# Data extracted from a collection

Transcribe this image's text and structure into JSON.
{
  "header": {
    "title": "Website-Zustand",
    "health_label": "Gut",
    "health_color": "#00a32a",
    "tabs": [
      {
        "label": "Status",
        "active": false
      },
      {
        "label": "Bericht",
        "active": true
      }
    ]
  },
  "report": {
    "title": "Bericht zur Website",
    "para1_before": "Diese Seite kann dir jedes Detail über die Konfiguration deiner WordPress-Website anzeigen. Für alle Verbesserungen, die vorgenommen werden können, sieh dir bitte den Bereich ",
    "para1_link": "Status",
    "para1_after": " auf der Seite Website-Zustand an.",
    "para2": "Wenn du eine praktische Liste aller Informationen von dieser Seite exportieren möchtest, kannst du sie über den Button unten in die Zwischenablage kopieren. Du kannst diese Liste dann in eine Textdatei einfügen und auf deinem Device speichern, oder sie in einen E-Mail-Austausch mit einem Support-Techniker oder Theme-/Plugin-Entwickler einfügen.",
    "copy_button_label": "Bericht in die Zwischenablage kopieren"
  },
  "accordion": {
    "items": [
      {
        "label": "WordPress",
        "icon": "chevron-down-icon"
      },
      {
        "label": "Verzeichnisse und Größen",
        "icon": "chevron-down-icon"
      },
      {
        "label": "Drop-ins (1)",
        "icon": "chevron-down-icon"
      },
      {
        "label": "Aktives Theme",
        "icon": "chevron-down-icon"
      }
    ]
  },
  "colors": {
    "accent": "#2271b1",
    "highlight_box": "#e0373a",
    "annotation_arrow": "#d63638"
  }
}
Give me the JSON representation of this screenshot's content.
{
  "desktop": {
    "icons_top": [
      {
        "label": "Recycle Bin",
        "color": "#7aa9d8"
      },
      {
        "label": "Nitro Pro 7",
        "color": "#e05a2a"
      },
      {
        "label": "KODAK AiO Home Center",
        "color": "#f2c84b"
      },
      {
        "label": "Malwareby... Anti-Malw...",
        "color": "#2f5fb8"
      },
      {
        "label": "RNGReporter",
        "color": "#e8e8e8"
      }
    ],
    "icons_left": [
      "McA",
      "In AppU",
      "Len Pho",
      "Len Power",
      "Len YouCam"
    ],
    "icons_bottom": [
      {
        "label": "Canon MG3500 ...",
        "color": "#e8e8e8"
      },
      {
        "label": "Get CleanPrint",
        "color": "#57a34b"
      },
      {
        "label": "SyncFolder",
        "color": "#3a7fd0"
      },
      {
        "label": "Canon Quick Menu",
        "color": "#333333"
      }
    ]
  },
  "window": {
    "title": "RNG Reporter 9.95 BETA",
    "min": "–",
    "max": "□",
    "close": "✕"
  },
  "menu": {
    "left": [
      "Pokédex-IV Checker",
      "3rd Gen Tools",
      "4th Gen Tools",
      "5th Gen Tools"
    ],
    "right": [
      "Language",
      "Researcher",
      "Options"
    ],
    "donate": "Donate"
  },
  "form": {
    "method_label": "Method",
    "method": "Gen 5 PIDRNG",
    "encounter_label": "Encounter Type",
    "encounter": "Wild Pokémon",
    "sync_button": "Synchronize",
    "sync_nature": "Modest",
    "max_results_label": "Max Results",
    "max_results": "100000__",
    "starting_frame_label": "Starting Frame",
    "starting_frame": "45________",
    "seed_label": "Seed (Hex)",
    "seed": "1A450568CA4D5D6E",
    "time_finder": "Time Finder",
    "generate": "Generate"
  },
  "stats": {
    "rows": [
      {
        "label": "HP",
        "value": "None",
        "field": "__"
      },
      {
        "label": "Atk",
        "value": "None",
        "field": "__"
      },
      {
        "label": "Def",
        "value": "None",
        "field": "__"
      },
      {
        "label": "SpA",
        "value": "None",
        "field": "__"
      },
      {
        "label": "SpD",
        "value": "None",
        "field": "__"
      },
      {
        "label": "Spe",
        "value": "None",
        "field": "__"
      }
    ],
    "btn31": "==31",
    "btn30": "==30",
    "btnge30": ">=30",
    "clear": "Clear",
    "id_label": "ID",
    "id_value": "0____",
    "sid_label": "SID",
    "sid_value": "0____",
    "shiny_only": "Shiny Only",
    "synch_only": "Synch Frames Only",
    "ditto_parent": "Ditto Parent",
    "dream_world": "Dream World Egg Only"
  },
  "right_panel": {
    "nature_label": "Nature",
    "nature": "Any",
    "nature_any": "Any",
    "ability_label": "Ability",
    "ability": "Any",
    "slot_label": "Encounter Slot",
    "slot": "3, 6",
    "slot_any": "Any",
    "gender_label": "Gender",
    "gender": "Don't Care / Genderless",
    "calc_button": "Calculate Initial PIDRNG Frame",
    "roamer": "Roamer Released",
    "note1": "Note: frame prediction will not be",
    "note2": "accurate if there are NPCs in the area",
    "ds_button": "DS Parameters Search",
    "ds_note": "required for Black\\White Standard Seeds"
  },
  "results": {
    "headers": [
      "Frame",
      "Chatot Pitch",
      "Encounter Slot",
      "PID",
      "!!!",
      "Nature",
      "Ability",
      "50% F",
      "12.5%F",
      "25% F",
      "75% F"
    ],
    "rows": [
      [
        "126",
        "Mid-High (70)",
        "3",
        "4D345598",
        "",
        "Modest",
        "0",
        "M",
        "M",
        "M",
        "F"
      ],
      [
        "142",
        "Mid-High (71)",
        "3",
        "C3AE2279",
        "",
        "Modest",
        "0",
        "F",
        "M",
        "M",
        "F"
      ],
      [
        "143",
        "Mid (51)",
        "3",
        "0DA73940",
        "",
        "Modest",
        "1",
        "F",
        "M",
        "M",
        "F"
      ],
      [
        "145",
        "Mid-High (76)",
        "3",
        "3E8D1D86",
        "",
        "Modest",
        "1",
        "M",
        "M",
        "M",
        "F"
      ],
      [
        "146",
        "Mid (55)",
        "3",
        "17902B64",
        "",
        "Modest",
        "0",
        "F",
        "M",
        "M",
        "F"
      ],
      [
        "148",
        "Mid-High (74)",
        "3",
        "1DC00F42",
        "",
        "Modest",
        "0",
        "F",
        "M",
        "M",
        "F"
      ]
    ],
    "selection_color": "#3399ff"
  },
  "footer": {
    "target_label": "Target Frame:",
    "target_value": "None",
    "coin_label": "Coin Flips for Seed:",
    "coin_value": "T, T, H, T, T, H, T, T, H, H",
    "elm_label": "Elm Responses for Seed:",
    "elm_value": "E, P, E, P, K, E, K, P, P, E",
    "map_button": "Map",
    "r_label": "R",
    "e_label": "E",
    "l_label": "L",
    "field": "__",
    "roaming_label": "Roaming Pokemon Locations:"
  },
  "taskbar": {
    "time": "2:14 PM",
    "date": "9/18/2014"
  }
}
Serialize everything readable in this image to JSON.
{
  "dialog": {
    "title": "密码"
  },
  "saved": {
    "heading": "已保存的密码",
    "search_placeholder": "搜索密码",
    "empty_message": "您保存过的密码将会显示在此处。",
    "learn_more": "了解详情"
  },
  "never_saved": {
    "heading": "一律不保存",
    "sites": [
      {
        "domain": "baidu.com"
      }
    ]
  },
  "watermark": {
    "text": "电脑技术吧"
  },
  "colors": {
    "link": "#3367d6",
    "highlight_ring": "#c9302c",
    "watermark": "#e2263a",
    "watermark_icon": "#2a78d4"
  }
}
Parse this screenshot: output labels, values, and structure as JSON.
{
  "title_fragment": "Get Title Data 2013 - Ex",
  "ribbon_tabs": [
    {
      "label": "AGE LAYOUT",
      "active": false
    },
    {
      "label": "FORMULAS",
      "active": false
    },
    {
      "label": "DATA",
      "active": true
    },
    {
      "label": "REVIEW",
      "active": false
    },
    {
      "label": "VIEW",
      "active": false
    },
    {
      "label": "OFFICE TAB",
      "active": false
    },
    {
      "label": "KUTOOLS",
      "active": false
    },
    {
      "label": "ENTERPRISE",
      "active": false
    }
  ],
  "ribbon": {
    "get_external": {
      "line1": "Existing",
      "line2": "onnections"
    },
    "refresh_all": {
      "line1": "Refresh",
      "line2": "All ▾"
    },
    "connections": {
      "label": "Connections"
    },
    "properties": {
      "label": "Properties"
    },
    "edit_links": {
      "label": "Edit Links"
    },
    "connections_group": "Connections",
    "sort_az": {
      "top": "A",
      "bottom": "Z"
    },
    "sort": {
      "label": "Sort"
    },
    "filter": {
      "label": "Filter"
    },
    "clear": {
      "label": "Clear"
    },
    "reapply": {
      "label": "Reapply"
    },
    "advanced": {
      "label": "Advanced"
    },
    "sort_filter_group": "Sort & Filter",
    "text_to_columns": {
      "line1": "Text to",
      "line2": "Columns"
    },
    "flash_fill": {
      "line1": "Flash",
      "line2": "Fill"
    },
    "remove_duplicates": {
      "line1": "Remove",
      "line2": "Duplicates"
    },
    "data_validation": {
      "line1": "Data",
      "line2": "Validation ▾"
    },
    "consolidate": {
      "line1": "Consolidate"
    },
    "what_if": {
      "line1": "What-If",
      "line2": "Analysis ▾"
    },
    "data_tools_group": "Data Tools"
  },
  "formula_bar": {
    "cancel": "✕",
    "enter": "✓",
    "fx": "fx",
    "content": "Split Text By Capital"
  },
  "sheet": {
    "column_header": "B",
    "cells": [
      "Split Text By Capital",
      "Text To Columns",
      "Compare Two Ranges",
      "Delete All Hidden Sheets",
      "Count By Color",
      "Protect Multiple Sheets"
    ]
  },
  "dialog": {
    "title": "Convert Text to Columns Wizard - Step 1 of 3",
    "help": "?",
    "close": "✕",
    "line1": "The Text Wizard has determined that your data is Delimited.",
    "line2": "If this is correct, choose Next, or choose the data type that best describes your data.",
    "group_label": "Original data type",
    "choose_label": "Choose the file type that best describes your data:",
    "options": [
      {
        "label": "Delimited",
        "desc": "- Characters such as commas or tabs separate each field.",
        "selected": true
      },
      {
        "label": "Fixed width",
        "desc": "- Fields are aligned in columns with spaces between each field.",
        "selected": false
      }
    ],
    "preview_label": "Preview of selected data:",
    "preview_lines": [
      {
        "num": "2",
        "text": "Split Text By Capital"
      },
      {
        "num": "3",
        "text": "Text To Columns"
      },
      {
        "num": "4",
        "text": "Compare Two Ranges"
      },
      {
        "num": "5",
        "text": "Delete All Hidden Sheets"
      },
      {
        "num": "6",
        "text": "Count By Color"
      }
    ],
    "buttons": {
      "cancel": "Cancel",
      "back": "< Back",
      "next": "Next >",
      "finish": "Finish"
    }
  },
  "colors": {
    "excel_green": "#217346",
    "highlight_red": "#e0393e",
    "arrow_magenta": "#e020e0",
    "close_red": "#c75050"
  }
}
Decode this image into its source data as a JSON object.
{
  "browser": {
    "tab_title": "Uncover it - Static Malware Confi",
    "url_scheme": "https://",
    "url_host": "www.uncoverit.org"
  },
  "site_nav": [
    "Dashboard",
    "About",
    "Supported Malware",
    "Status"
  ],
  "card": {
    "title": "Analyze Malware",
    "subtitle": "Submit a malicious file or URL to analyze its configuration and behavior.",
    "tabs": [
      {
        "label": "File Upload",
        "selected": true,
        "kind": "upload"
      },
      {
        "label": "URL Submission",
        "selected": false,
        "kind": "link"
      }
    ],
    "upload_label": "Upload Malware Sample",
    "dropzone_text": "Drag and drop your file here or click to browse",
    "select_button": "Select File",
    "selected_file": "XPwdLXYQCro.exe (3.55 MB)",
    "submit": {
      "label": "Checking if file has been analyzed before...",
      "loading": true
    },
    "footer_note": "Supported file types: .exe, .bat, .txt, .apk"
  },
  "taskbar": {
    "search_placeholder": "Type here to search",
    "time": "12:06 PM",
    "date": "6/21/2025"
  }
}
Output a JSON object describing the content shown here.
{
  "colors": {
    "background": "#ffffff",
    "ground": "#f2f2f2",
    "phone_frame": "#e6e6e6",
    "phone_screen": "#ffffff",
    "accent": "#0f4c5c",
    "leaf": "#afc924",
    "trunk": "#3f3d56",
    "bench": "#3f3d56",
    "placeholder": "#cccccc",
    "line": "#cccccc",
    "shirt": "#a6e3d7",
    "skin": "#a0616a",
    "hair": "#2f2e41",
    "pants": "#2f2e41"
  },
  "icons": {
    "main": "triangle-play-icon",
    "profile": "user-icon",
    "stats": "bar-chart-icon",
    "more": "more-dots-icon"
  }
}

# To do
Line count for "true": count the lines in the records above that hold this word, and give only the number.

# Answer below
5